I used to say to my dear, departed husband Jeff Joel, “Meet me, Jeff! Just meet me!” This never failed to startle him. He too, tended towards solipsism, and our process together was in part, a frisson that periodically drew out the insides of the other so that the “worst” could be seen and absorbed, as food.
This reminds me of my favorite definition of “Crone” as “She who eats her own shadow.”
Without that meeting, even that clashing, I’m left inside my solipsistic, self-centered, narcissistic universe of one, crashing about, doing my own thing, with not nearly enough sensitivity to the prevailing winds.
Unless someone takes me to task, I’m only on my own, and often as not, foundering.
Unless someone says “NO” to what I see/feel/hear/say, then I simply have no need to change my ways, and no way to figure out why they did that, why they disagree, why they set up that boundary, that form that defines reality as other than I imagined.
Simply, I thrive on the creative coming together with folks who sometimes disagree and do so with both verve and detachment, in a loving atmosphere of mutual trust.
It just gets better and better, richer and richer, as time goes on. Even in the so-called “dead” of winter, when snow covers everything outside.
— and nobody even thinks about going into the GANG garden.
All of which brings me back to Albert Bates, his review of Naomi Klein: let’s hope she takes his critique to heart, and grounds her own critique of capitalism in something beyond mass demonstrations against it.
Meanwhile, in this little corner of the world, we’ve been busy, busy, inside, with I can’t be sure how many meetings held in this house during January and February —six, eight, ten?
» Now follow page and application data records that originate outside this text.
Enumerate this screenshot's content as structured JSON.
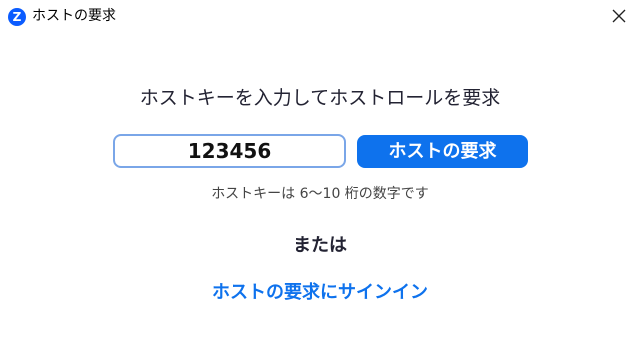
{
  "window": {
    "title": "ホストの要求",
    "logo_letter": "Z",
    "close_icon": "close-icon"
  },
  "main": {
    "heading": "ホストキーを入力してホストロールを要求",
    "host_key_input": {
      "value": "123456",
      "placeholder": ""
    },
    "claim_button_label": "ホストの要求",
    "hint": "ホストキーは 6～10 桁の数字です",
    "or_label": "または",
    "signin_link_label": "ホストの要求にサインイン"
  },
  "colors": {
    "accent": "#0e72ed",
    "logo": "#0b5cff",
    "input_border": "#7aa6e8"
  }
}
Well, let’s see, there’s the Grant Writing Group, which meets weekly, for first, an elaborate breakfast and then work, sometimes here, sometimes a couple of blocks away, at either Heather’s or Melissa’s house.
Sometimes a subcommittee of the Grant Group might meet to edit a final draft of a grant.
So far, one grant has been turned in, to buy berry bushes for three workshops Rebecca wants to give to help people in Green Acres learn how to plant, care for, and preserve the harvest of perennial plants.
The Grant Group has been working on a much bigger grant, “Healing Our Borders,” for which we have met twice now, with city officials in my living room, and after the second meeting decided to scale back the project for this year and instead do it in three annual phases. This year, to concentrate on getting a grant for five signs at entrances of the neighborhood.
Meanwhile, another group, the Development Group, is revving up, again with Katarina as its leader, in fact, we have now given her the official title, “Community Development Director” for Green Acres Neighborhood. I’ll speak more about that as time goes on, but it’s good to know that Mel, who lives just barely beyond a stone’s throw of here, volunteered at Sunday’s afternoon meeting to take on the job of putting the GANA, GANG, and GANE websites together in one place as we persist in this long-range plan to transform an existing suburban neighborhood into an ecovillage.
Until the website switchover happens, you’d be well advised to check in periodically with Katarina’s social utiility work on the facebook page: Green Acres Neighborhood Garden.
There’s also a closed group on facebook, the Green Acres Community Supported Kitchen, where people sign up for the thrice-weekly dinners . . . but you know what? I’m still in my mid-winter doldrums, and need to stop talking about any of this for today.
I’ll end on a light note. Poor Shadow. Back during the last storm, we dressed him up in a new outfit podmate Kryssa got for him, including little mitts (to protect his paws from salt on the roads). But he didn’t like the outfit, in fact, refused to even go outside as long as it was on. Mea culpa.